R-Lipoic acid (RLA) is a naturally occurring compound that plays a crucial role in energy metabolism. It is a form of lipoic acid, which is a sulfur-containing fatty acid that acts as a cofactor for a number of enzymes involved in energy production. RLA is considered to be the biologically active form of lipoic acid and is found in small amounts in certain foods, such as spinach, broccoli, and yams.
One of the most exciting aspects of RLA is its powerful antioxidant properties. Antioxidants are compounds that neutralize harmful molecules known as free radicals, which can damage cells and contribute to the development of various diseases. Free radicals are naturally occurring byproducts of cellular metabolism, but they can also come from external sources such as pollution, UV radiation and smoking. Antioxidants work by neutralizing these free radicals, preventing them from causing damage to cells and DNA. RLA is particularly effective because it can recycle other antioxidants such as vitamin C and vitamin E, making them more effective.

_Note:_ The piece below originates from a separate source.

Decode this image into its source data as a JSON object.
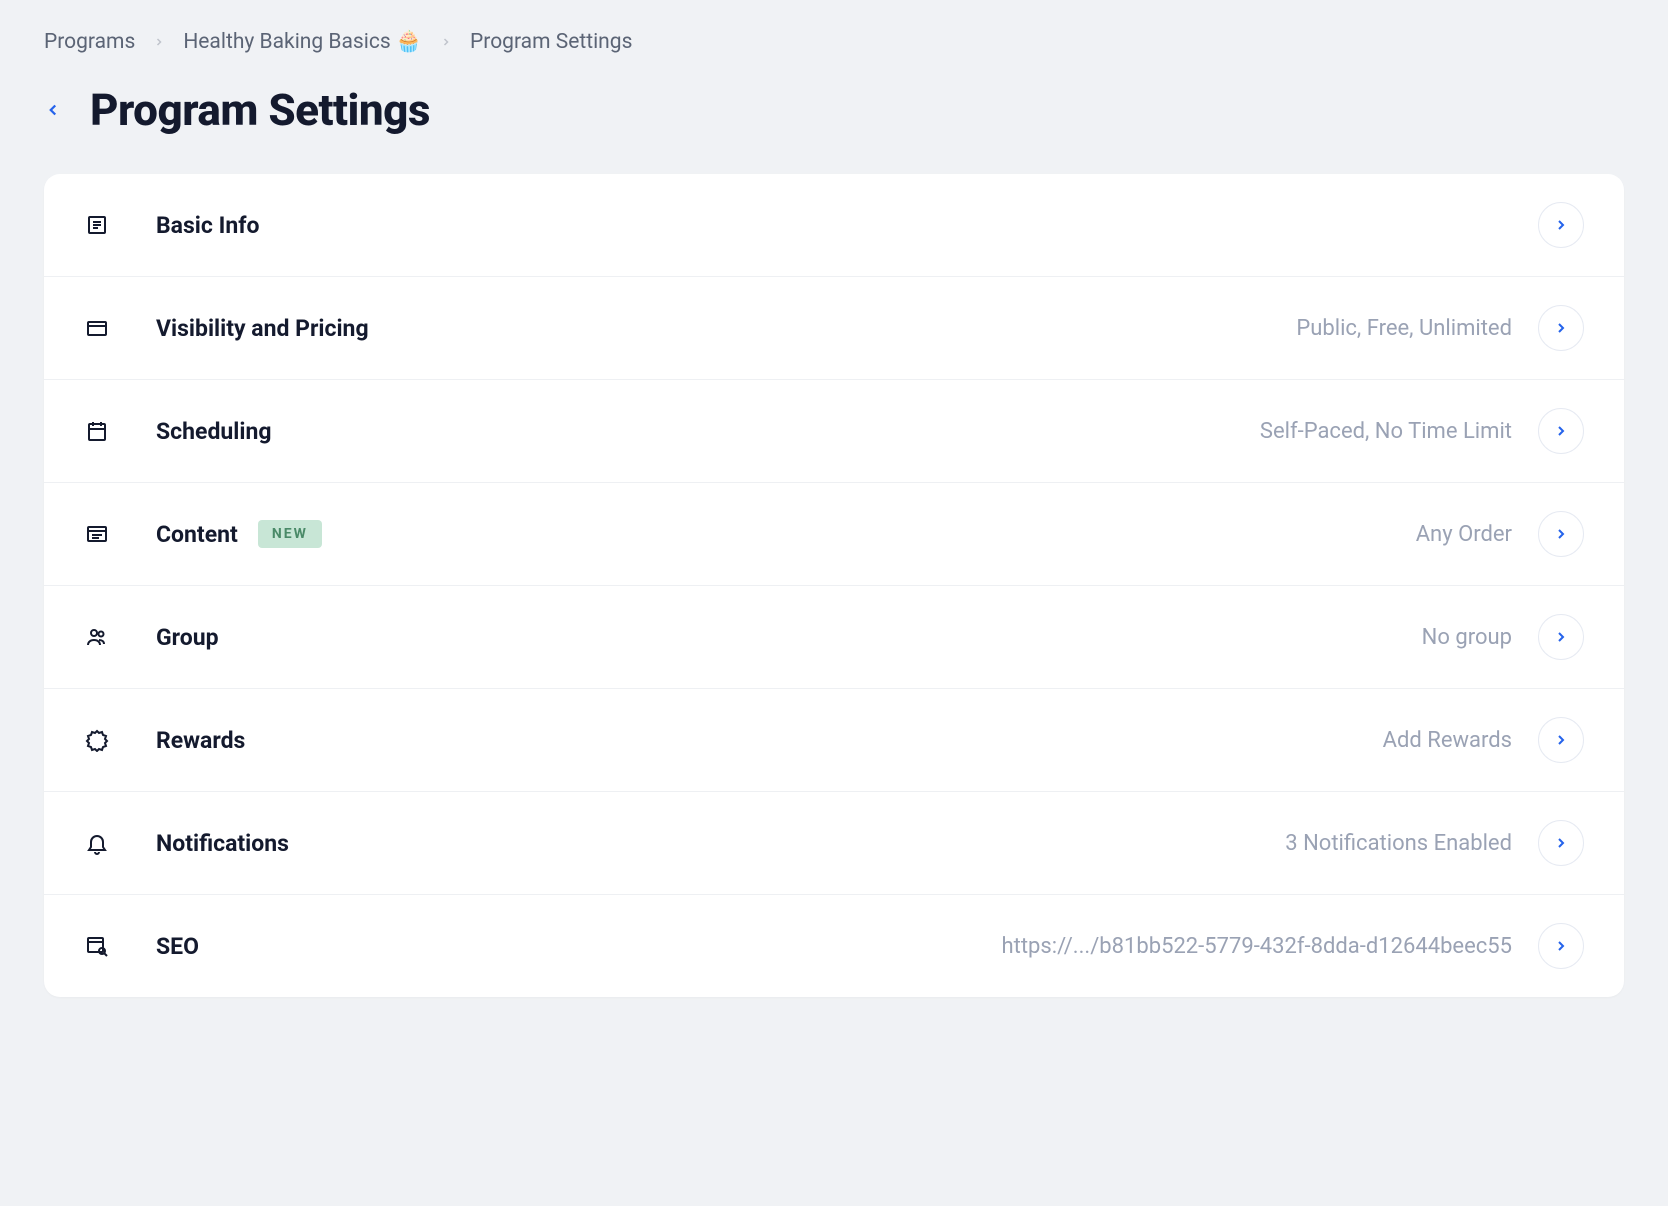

In addition to its antioxidant properties, RLA has also been studied for its potential benefits in the management of diabetes, nerve damage, and other health conditions. Diabetes is a metabolic disorder characterized by high blood sugar levels, which is caused by the body's inability to produce or respond to insulin properly. RLA has been shown to improve insulin sensitivity, which is important for managing diabetes, by helping to lower blood sugar levels and increasing glucose uptake into cells. Additionally, RLA may have a beneficial effect on blood pressure and inflammation, which are two risk factors for the development of diabetes.
Another interesting aspect of RLA is that it can cross the blood-brain barrier, which makes it useful for the management of neurological conditions such as Alzheimer's disease. The blood-brain barrier is a protective barrier that prevents harmful substances from entering the brain, but it also makes it difficult for some beneficial compounds to reach the brain. RLA is able to cross this barrier, which allows it to have potential benefits in the management of neurological conditions. Studies have suggested that RLA may help to protect the brain from damage, and that it may improve cognitive function in people with Alzheimer's disease.
RLA has also been studied for its potential benefits in the management of other neurological conditions such as Multiple Sclerosis, and nerve damage from injury or diseases such as diabetic neuropathy. Studies have shown that RLA may help to protect nerve cells from damage, and may help to improve nerve function.
If you're interested in supplementing with RLA, it is typically taken in the range of 300-600mg per day, either in supplement form or as part of a multivitamin. It is important to note that more research is needed to fully understand the long-term safety and effectiveness of RLA supplements, and that people should consult with their doctor before taking any supplements. RLA supplements are generally considered safe, but it can interact with certain medications, such as blood thinners, so it's important to check with your healthcare provider before starting any supplement regimen.
In conclusion, R-Lipoic acid is a versatile and powerful antioxidant that has potential health benefits. It can be found in small amounts in certain foods, but if you're looking to supplement with it, it's important to consult with your doctor first. While more research is needed to fully understand its effects on the body and its potential uses in medical treatment, the potential benefits it has shown so far are promising.
These statements have not been evaluated by the Food and Drug Administration. This product is not intended to diagnose, treat, cure or prevent any disease.